Victoria has been averaging 482 new cases per day over the past week, according to Johns Hopkins, 73 per million residents. Of Florida's 67 counties, three (Broward, Miami-Dade and Palm Beach) are currently averaging more daily cases than Victoria saw in the past 24 hours. Sixty-six of Florida's counties are seeing more cases each day on average as a function of population. In Texas, there are four counties with more cases and 187 of 254 counties with more cases as a function of population.

Those are all, according to Trump, places with “big breakouts."

Birx, the administration's coordinator of its coronavirus response, acknowledged the reality of the situation in an interview on Sunday.

“What we’re seeing today is different from March and April,” Birx said to CNN’s Dana Bash. “It is extraordinarily widespread. She cautioned Americans to understand that the virus could spread even in the rural areas that had seemed fairly immune several months ago.

Birx has been under fire, including from House Speaker Nancy Pelosi (D-Calif.), following a New York Times report indicating that she’d helped promote the idea within the White House that the pandemic was waning in the United States. It’s an incontrovertible point, given how often in March and April that Birx offered public assessments of the virus clearly at odds with publicly available information. We documented flaws with her overly sunny claims on March 27, April 6 and April 16, for example. Her willingness to appease Trump’s personal desires, including to facilitate the reopening of businesses, was perhaps illustrated best during a briefing on May 22, in which Birx three times told America that it was okay to resume playing golf. Trump hit the links the next day for the first time since March.

What thanks did Birx get for finally acknowledging the reality of the situation on the ground? An attack from Trump.

Again, it's true that Pelosi and others criticized Birx for being “too positive" about the spread of the virus. To Trump, overstating good news about what's happening is a requirement of the job, one which Birx's new cautionary tone fails to uphold.

“Trump, who had spent his entire presidency learning that he could say whatever he wanted without consequence, assured Americans that 'the coronavirus is very much under control,' and 'like a miracle, it will disappear,'" The Atlantic's Yong wrote about Trump's early response to the virus. “With impunity, Trump lied. With impunity, the virus spread."
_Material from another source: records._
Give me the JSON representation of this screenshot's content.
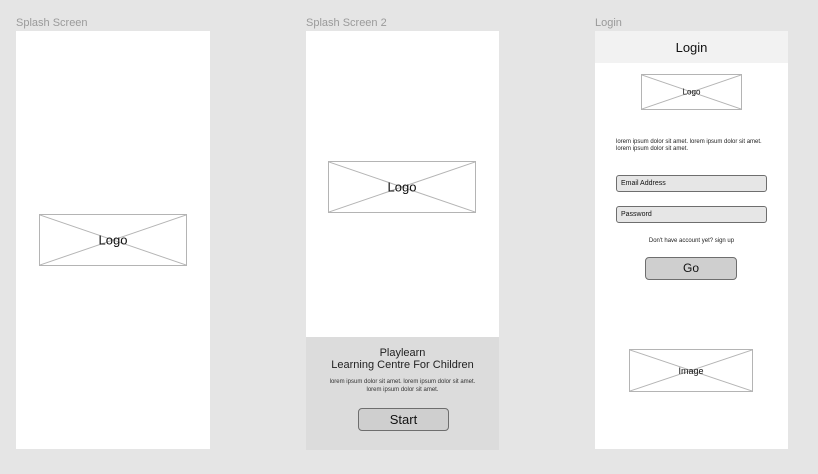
{
  "frames": {
    "splash": {
      "label": "Splash Screen",
      "logo": "Logo"
    },
    "splash2": {
      "label": "Splash Screen 2",
      "logo": "Logo",
      "title": "Playlearn",
      "subtitle": "Learning Centre For Children",
      "body": "lorem ipsum dolor sit amet. lorem ipsum dolor sit amet. lorem ipsum dolor sit amet.",
      "start_label": "Start"
    },
    "login": {
      "label": "Login",
      "header_title": "Login",
      "logo": "Logo",
      "description": "lorem ipsum dolor sit amet. lorem ipsum dolor sit amet. lorem ipsum dolor sit amet.",
      "email_placeholder": "Email Address",
      "password_placeholder": "Password",
      "signup_text": "Don't have account yet? sign up",
      "go_label": "Go",
      "image_label": "Image"
    }
  }
}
What's most alarming about Trump's renewed insistence that all is well is that he continues to use that misleading assertion as a rationale for moving forward with his advocacy for resuming in-person school attendance over the next few months.

“Cases up because of BIG Testing!" he wrote on Monday. “Much of our Country is doing very well. Open the Schools!"
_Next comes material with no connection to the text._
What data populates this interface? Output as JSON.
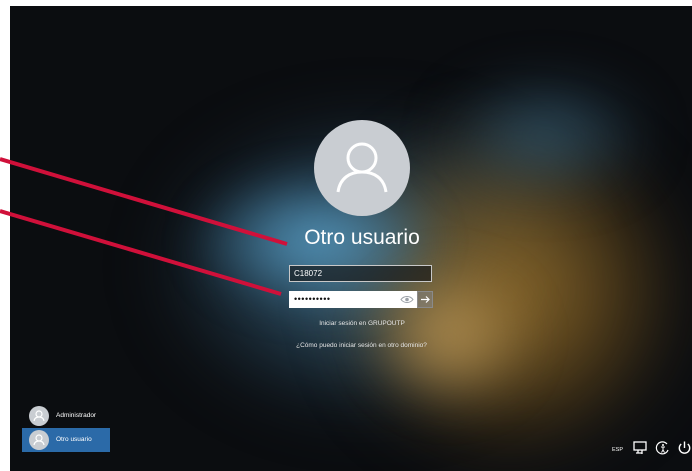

The rationale here is obvious, as obvious as it was in April when Trump began demanding that businesses reopen. He’s worried about his reelection, which he has tied tightly to the strength of the economy. (In another Monday tweet, he touted the gains on Wall Street.) Keeping schools closed makes it hard for businesses to reopen at full strength, something he desperately wants to happen before Nov. 3.

But the point is entirely that in many places, the virus isn't doing well and that reopening schools risks spreading the virus more quickly.

“Across America right now, people are on the move," Birx said Sunday on CNN, pointing a subtle finger at the administration’s push to scale back containment efforts several months ago. One risk of allowing children to return to school is that the same mistake will be repeated, trading containment for person-to-person interaction.

That risk has been demonstrated repeatedly in recent days: Broad transmission of the virus among children at a camp in Georgia. A school reopening in Indiana that resulted in an immediate shutdown after a student tested positive on the first day. A powerful testimonial from a schools superintendent in Arizona facing a mandate to reopen.

“There’s no way it can be safe," Jeff Gregorich told The Washington Post. “If you think anything else, I’m sorry, but it’s a fantasy. Kids will get sick, or worse. Family members will die. Teachers will die."

Gregorich, Trump would no doubt tell us, is simply being insufficiently positive.